Life after a brain injury: Kinnie Starr on trauma, loss and finding her way back through music

In 2015, everything changed for musician Kinnie Starr. A car accident left her with a severe brain injury, which makes it difficult for her to play music.

Innovative program recruits future Indigenous teachers from high school classrooms

An issue echoed by teachers across the country is the need for more Indigenous teachers in classrooms. A new program launched by the Winnipeg School Division, Indspire and the University of Manitoba is doing just that, and recruiting students while they’re still in high school.

First Words: Elizabeth Wilson speaks Heiltsuk

Elizabeth Wilson is a Heiltsuk language teacher. She'll teach you the Heiltsuk words for 'thank you very much' and 'respect.'

Halifax's Nocturne festival curated by Indigenous artist for the first time ever

For the first time in Nocturne's 10-year history, an Indigenous artist, Raven Davis, curated the annual nighttime art festival. The Anishinaabe artist was chosen after the Halifax-based festival partnered with the Aboriginal Curatorial Collective.

'If I lose my right, I have nothing': A Mi'kmaw fisherwoman's fight for her right to fish

Fishing is one of Halifax's major industry. Marilynn-Leigh Francis is an Mi'kmaw fisherwoman who's faced racism and conflict on the job, says that it is her right to fish.

New Halifax walking tour highlights the 'excluded' parts of history

A new tour in Halifax tells the Indigenous and Black histories of the city. Professor Isaac Saney from Dalhousie University helped create the tour, and he shows Rosanna where the tour takes place.

Mi'kmaq activist hopes for 'baby steps' in correcting 'Mic Mac' moniker

Mic Mac Mall — an offensive name on a well-known place. Former Halifax poet laureate Rebecca Thomas meets Rosanna meet to discuss the importance of correcting the name.

Unreserved heads to Halifax: How are people in this city building bridges between communities?
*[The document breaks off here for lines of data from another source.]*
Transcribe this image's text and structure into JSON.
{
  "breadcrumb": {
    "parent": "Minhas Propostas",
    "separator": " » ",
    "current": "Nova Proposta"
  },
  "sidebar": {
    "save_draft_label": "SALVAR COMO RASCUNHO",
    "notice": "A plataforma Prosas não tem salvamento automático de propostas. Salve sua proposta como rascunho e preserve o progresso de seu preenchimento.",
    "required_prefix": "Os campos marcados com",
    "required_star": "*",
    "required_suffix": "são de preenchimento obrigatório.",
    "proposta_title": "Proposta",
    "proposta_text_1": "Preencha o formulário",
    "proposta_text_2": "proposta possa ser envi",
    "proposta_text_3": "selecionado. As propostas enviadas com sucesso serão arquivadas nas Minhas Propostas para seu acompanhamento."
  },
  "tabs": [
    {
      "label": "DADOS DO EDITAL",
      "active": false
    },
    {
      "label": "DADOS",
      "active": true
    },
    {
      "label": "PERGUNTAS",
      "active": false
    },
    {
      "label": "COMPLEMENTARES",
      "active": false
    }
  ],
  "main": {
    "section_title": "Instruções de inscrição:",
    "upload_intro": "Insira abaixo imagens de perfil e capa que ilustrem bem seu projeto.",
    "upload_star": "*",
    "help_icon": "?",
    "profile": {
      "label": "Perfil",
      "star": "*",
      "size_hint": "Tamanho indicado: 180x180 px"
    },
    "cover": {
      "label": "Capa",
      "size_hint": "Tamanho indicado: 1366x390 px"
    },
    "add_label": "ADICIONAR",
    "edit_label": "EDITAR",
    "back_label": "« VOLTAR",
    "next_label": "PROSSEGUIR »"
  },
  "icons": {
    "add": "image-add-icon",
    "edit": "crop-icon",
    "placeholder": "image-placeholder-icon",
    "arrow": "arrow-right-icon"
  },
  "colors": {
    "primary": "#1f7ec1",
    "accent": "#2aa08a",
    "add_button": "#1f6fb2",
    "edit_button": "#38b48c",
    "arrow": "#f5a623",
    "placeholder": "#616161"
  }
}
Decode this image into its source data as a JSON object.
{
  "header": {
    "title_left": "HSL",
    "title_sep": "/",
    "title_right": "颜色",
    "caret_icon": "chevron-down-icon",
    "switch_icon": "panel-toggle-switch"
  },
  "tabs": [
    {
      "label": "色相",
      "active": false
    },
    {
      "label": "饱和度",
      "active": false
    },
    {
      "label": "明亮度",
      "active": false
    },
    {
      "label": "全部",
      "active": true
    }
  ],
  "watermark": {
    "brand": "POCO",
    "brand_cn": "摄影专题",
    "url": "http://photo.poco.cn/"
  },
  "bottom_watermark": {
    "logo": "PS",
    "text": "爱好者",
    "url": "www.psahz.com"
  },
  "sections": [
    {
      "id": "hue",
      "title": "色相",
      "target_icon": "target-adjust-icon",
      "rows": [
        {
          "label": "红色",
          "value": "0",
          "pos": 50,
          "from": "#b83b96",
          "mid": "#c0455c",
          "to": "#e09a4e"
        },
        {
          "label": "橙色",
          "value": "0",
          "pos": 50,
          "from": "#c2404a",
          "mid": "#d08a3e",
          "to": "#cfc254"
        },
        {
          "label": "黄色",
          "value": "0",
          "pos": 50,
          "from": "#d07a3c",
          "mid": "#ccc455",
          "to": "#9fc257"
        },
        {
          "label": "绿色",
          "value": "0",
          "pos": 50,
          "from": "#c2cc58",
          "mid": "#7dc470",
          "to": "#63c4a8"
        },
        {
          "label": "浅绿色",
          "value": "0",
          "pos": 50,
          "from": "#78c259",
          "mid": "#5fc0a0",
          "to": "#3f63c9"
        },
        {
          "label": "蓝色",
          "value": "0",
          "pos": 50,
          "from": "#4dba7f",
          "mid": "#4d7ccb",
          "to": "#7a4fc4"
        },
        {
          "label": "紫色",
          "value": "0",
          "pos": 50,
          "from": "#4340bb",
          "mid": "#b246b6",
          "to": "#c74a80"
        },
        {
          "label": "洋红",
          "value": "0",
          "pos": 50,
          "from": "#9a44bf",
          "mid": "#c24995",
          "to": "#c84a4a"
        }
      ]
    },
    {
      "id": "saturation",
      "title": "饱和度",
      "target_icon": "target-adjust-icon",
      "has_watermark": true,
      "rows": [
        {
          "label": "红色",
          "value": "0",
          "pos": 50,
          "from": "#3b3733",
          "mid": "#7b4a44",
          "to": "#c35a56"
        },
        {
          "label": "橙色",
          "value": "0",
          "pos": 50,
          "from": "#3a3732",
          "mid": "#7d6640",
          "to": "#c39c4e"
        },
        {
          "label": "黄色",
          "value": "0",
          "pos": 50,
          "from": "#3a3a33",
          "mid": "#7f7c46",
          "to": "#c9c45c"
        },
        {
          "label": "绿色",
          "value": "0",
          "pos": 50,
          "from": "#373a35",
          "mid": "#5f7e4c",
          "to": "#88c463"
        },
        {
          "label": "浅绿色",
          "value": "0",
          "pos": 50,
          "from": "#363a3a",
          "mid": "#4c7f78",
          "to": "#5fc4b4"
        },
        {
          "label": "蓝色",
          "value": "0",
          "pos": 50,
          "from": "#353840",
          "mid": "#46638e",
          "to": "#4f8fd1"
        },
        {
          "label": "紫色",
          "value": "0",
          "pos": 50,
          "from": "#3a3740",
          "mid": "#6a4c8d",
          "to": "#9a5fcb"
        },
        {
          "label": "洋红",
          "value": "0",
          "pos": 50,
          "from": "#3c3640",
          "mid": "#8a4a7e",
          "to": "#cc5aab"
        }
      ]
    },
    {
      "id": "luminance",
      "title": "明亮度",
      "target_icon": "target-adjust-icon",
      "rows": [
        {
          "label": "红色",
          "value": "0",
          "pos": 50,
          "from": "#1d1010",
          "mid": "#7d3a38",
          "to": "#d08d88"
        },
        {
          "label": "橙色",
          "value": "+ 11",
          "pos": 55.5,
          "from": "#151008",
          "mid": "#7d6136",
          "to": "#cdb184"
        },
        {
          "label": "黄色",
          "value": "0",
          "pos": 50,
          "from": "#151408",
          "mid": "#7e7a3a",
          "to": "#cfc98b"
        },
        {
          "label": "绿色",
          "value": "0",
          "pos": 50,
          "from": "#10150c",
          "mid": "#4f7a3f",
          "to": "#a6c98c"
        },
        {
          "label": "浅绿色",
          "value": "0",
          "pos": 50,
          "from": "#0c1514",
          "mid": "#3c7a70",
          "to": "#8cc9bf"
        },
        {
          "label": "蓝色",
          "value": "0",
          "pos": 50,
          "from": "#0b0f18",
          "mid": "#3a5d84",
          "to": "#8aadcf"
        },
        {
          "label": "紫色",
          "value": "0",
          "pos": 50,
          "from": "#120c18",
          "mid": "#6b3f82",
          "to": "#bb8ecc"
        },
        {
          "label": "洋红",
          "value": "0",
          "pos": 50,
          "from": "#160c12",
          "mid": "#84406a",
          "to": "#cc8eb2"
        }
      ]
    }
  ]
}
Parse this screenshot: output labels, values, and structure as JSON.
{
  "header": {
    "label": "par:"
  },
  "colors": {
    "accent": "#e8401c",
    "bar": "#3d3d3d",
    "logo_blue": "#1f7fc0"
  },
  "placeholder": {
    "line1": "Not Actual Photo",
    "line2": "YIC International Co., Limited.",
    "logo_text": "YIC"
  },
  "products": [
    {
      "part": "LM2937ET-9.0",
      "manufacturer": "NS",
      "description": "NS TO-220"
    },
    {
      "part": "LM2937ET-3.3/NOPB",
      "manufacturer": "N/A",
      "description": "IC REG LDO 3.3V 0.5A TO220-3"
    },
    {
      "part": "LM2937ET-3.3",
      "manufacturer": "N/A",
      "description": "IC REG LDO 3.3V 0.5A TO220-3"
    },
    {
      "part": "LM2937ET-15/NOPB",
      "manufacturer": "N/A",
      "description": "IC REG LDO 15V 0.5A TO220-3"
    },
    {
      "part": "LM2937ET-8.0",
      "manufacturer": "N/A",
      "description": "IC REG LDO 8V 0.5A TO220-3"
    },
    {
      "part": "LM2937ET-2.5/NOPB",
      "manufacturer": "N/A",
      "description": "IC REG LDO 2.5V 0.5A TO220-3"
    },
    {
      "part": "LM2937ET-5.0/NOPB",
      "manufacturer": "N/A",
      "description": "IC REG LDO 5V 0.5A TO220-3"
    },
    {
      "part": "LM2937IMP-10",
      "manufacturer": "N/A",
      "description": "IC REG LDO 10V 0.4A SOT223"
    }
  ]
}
Halifax, in Mi'kmaw territory, is a city in the throes of decolonization and reconciliation. What tensions are arising? How are people in this city building bridges between communities? Unreserved headed east to find out.